With the estate tax that has risen to $11.2 million, and if married and you elect portability the exemption doubles to $22.4 million. You might be asking yourself, why do you need to know about estate planning? Very simply, gift tax still exists, as well as there can be tax ramifications to certain things, usually unintended.
Firstly, we have the gift tax. How the gift tax works is you can give one individual $15,000 in one year. If you are married and elect to split your gifts you can give that same person $30,000 in a year. If you give amounts over that, then you need to file a gift tax return, and the amounts over which you gift go against the estate tax unified exemption.
One smart way to give a gift is to give appreciated property. For instance, let’s say that you have securities that you have a basis of $15,000, and a fair market value (FMV) of $24,000. You have given a gift of $15,000, and the donee can sell the securities for raw FMV. If that is their only income for the year, there would be no capital gains tax on the sale. If you wait until death, then the beneficiary can elect the alternative valuation method, and pick up the basis of the asset at the FMV six months from the date of death. One word of caution, do not do what most people do. They will put their homes, cars, or other assets in the name of their beneficiaries before they die. This is considered a gift and a gift tax return would have to be filed.
Then there are estate attorneys that we have to deal with, that don’t know the first thing about taxes. For example, I had a client have his attorney do estate planning for him. He was in the technology business, and his goal was to sell the business in five years. The IT business was set up as an S-Corporation. Most technology companies are sold by selling the stock to an investor. Had the attorney consulted a tax professional, he would have found out that a C-Corporation was the way to go due to IRC §1202 stock. If the stock commences with the shareholder, then they can sell the stock for up to $10 million tax free. The other way around, the client would have to sell the assets of the business and incur a capital gain. Not to mention, all of the income the client would have to pay personally.

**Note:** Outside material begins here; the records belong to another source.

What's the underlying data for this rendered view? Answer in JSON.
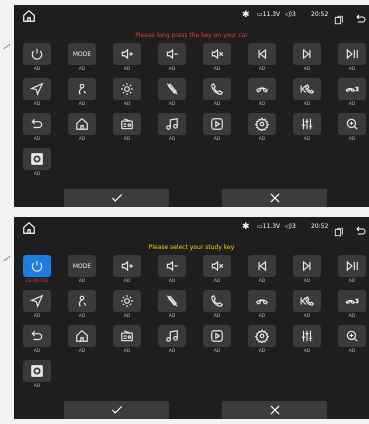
{
  "status_bar": {
    "bluetooth_glyph": "✱",
    "battery": "11.3V",
    "volume": "3",
    "time": "20:52"
  },
  "screens": [
    {
      "prompt": "Please long press the key on your car",
      "prompt_color": "#e23b3b",
      "selected_label": "AD"
    },
    {
      "prompt": "Please select your study key",
      "prompt_color": "#f2d500",
      "selected_label": "23-40-182"
    }
  ],
  "keys": [
    {
      "name": "power",
      "label": "AD"
    },
    {
      "name": "mode",
      "label": "AD",
      "text": "MODE"
    },
    {
      "name": "volume-up",
      "label": "AD"
    },
    {
      "name": "volume-down",
      "label": "AD"
    },
    {
      "name": "mute",
      "label": "AD"
    },
    {
      "name": "previous-track",
      "label": "AD"
    },
    {
      "name": "next-track",
      "label": "AD"
    },
    {
      "name": "play-pause",
      "label": "AD"
    },
    {
      "name": "navigation",
      "label": "AD"
    },
    {
      "name": "voice",
      "label": "AD"
    },
    {
      "name": "brightness",
      "label": "AD"
    },
    {
      "name": "mic-off",
      "label": "AD"
    },
    {
      "name": "call-answer",
      "label": "AD"
    },
    {
      "name": "call-hangup",
      "label": "AD"
    },
    {
      "name": "call-previous",
      "label": "AD"
    },
    {
      "name": "call-next",
      "label": "AD"
    },
    {
      "name": "back",
      "label": "AD"
    },
    {
      "name": "home",
      "label": "AD"
    },
    {
      "name": "radio",
      "label": "AD"
    },
    {
      "name": "music",
      "label": "AD"
    },
    {
      "name": "video",
      "label": "AD"
    },
    {
      "name": "settings",
      "label": "AD"
    },
    {
      "name": "equalizer",
      "label": "AD"
    },
    {
      "name": "search",
      "label": "AD"
    },
    {
      "name": "camera",
      "label": "AD"
    }
  ],
  "buttons": {
    "confirm_glyph": "✓",
    "cancel_glyph": "✕"
  },
  "colors": {
    "screen_bg": "#1e1e1e",
    "key_bg": "#3a3a3a",
    "key_active": "#1e7ee0",
    "label_gray": "#bbbbbb"
  }
}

Removal of the family business is another issue that could carry taxable variables. If selling the business to the children, most parents don’t want to lose control of the business incase something were to happen, so the parent can step in. If the business is an S-Corporation, the way to do this is to separate the stock into voting and non-voting shares. This doesn’t nullify the S-Election because two different classes of stock have not been created. The parent would own 1% of the shares, that are all of the voting shares, and the beneficiaries would hold the other 99% of the non-voting shares. The beneficiaries buy the business with the existing income of the corporation.
Family Limited Partnerships (FLP) are on the way out. As all 50 states have adopted LLC laws, Family LLC’s are more common today than they were a few years ago. The way to capitalize these LLCs and avoid gift tax would be to form the FLLC, give out the membership units of the FLLC before it has asset. Once that is done, you would capitalize the FLLC, thus avoiding any gift tax issues.
A way to control how assets are used, and protect the asset, is through an irrevocable trust. If leaving monies or assets to a young child, or young adult, you may want to consider this option. First of all, once the asset is placed into the irrevocable trust, the asset(s) are protected against creditors. In addition, when the trust is written, you can put stipulations on what the beneficiaries can do with the assets, at what age they can use the assets, put a drug and alcohol provision into the trust document. You can do pretty much what you want. This will remove the asset from your estate, and put stipulations on how the asset(s) or monies are used.
Just because the estate tax exemption has been raised, doesn’t mean that there are still income tax variables that need to be considered.
Craig W. Smalley, MST, EA, is the Founder and CEO of CWSEAPA, PLLC. He has been admitted to practice before the Internal Revenue Service as an Enrolled Agent and has a Master’s Certificate in Taxation from UCLA. In practice since 1994, Craig is well-versed in U.S Tax Law and U.S. Tax Court cases, and specializes in individual, partnership, and corporate taxation for high-net-worth clients; entity structuring and restructuring; and representation before the IRS regarding negotiations, audits and appeals. Craig is currently a columnist for CPA Practice Advisor and AccountingWEB and has had 12 books published. His articles have been featured in publications including the Wall Street Journal, The New York Times, and Christian Science Monitor, and he has been interviewed and appeared as a featured guest on numerous radio shows and podcasts. Craig can be reached at email@example.com.